Objectives: This paper aims to demonstrate the correlation between failure in treatment reconciliation and patient changes in the different care levels.
Methods: A multisite descriptive pilot study was developed in six pharmacies from Huelva for three months. Twenty nine patients’ ordinary pharmacological treatments were compared to new prescribed treatments. BOT PLUS medicine database, Dader method and Stopp-Start criteria were used in the decision making process to analyze data.
Results: A 37.9% patients show discrepancies in their pharmacological treatments, mainly those who come from a hospital discharge (36.4%) and those who come from specialists (45.5%).
Heart disease patients showed the highest discrepancies, followed by kidney disease patients. Discrepancies were due to double prescription for the same pathology (36.4%) and non treatment diseases detection (27.3%). Additionally, mistakes in treatment (18.2%) and mistakes in dosage prescription (9.1%) were observed. As a consequence, 81.8% were sent back to receive medical attention.

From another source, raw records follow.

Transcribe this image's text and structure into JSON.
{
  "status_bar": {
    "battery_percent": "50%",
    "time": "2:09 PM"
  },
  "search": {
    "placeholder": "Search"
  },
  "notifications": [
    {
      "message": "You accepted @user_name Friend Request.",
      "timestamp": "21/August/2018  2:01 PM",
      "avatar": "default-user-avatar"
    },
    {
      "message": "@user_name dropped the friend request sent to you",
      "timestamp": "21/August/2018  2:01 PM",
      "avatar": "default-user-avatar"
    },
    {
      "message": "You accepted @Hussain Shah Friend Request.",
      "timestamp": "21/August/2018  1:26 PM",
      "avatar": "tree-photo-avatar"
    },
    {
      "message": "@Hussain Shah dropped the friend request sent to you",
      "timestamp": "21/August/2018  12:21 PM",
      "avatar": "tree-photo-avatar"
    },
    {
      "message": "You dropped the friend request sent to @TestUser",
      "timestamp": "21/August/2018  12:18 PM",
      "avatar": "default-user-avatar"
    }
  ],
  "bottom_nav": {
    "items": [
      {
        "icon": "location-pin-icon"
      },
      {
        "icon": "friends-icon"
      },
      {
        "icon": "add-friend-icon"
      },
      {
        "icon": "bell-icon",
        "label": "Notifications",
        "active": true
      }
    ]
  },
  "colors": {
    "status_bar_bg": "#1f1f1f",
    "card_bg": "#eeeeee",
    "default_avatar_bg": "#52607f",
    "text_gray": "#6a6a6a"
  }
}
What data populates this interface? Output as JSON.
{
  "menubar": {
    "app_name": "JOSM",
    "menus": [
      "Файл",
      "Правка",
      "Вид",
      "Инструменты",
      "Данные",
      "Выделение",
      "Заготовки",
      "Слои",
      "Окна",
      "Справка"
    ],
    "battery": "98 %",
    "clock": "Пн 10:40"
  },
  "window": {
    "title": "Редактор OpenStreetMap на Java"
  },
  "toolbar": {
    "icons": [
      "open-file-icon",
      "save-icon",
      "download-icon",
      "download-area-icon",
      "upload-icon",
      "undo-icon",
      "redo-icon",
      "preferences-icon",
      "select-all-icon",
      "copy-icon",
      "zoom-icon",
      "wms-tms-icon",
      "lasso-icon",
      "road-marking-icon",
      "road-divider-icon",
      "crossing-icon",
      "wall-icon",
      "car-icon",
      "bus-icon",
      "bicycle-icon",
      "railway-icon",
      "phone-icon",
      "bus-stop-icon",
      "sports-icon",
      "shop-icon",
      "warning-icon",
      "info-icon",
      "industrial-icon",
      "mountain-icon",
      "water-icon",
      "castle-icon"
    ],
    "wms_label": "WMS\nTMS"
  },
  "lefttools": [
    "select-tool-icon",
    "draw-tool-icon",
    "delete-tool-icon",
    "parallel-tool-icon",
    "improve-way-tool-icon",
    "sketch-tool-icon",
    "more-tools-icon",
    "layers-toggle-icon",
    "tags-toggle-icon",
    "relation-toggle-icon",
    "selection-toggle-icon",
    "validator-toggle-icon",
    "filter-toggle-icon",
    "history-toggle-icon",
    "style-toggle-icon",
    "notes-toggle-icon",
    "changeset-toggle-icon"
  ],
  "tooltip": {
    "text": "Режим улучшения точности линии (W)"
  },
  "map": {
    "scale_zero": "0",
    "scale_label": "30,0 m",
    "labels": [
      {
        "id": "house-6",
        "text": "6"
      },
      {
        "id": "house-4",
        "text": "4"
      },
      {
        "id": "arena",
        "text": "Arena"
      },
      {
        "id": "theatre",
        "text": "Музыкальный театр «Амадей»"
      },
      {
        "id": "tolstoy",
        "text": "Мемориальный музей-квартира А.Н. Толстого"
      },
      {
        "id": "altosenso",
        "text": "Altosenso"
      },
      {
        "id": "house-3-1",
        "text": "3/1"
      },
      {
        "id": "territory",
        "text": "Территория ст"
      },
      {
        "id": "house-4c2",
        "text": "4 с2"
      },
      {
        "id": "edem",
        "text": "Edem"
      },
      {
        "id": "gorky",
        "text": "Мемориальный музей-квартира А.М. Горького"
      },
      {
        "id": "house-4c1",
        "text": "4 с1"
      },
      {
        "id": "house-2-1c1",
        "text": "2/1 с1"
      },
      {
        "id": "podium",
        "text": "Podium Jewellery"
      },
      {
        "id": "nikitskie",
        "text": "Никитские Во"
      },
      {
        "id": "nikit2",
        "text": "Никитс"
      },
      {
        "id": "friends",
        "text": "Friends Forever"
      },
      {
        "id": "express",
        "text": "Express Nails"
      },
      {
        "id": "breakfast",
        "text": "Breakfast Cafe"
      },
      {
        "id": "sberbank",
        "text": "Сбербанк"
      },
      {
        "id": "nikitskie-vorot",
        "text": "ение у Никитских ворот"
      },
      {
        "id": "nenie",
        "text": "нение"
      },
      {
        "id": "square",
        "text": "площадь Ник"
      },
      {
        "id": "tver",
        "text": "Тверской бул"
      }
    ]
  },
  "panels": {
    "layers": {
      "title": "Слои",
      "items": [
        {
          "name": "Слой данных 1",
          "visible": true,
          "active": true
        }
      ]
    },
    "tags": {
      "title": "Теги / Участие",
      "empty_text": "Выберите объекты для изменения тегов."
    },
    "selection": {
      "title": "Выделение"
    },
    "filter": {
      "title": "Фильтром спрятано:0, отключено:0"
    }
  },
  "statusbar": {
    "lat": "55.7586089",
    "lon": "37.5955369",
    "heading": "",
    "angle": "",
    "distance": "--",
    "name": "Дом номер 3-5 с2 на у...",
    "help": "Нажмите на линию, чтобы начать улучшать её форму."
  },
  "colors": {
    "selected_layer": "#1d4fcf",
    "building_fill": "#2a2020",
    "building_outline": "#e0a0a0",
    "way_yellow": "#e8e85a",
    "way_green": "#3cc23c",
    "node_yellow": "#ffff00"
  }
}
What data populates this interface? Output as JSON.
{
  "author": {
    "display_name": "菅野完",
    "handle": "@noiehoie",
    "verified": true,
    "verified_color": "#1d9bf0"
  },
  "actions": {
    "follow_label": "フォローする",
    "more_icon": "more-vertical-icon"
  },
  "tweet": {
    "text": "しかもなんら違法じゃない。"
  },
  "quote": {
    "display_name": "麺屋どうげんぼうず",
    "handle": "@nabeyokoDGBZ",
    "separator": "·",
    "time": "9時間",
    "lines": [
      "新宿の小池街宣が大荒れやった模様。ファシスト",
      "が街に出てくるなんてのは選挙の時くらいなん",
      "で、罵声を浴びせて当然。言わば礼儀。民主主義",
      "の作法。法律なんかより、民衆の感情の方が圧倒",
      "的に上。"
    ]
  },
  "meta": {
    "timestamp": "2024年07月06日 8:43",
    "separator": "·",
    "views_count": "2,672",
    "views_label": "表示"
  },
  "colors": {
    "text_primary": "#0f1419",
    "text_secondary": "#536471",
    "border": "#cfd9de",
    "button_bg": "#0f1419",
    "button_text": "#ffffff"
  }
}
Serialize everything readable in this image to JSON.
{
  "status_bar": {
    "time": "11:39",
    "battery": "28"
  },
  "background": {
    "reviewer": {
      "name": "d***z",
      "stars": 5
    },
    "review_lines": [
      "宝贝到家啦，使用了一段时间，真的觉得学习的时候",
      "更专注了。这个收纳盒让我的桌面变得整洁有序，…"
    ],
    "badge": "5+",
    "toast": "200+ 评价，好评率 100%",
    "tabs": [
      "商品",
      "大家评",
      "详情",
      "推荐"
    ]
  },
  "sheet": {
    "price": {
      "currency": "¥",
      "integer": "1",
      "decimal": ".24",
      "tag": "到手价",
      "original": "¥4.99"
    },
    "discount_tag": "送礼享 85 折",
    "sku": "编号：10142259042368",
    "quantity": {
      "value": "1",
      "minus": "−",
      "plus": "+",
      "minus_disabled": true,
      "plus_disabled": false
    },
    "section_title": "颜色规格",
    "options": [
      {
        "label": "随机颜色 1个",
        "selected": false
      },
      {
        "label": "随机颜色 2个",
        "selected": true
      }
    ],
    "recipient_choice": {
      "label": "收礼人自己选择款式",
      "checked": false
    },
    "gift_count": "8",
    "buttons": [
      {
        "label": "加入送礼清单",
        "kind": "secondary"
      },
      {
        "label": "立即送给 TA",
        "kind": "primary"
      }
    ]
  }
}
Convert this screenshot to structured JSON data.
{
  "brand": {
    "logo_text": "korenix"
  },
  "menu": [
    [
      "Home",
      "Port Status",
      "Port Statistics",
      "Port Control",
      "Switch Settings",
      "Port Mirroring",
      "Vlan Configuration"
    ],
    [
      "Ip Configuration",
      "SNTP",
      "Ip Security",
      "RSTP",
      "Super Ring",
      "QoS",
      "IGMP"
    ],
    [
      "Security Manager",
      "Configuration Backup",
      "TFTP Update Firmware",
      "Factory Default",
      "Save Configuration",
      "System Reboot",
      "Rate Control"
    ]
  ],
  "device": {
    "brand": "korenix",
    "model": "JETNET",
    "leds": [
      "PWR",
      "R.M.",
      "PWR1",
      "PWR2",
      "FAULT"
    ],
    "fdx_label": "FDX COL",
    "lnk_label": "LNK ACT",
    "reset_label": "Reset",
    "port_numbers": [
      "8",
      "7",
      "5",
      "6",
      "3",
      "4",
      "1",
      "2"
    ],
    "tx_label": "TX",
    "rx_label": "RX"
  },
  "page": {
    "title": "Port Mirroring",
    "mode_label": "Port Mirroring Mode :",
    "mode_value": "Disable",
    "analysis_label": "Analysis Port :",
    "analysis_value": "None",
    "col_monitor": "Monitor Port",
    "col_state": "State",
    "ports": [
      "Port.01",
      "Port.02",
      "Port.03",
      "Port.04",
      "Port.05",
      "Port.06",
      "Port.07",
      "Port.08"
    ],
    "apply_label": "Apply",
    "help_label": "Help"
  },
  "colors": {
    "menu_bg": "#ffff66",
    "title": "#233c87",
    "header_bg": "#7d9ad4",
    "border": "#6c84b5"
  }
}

Discussion: As a summary, discrepancies in pharmacological treatments are found to be very high when patients change care levels. Pharmacist role to avoid these discrepancies is key, since they are the last sanitary professional in contact with the patient before medicines intake.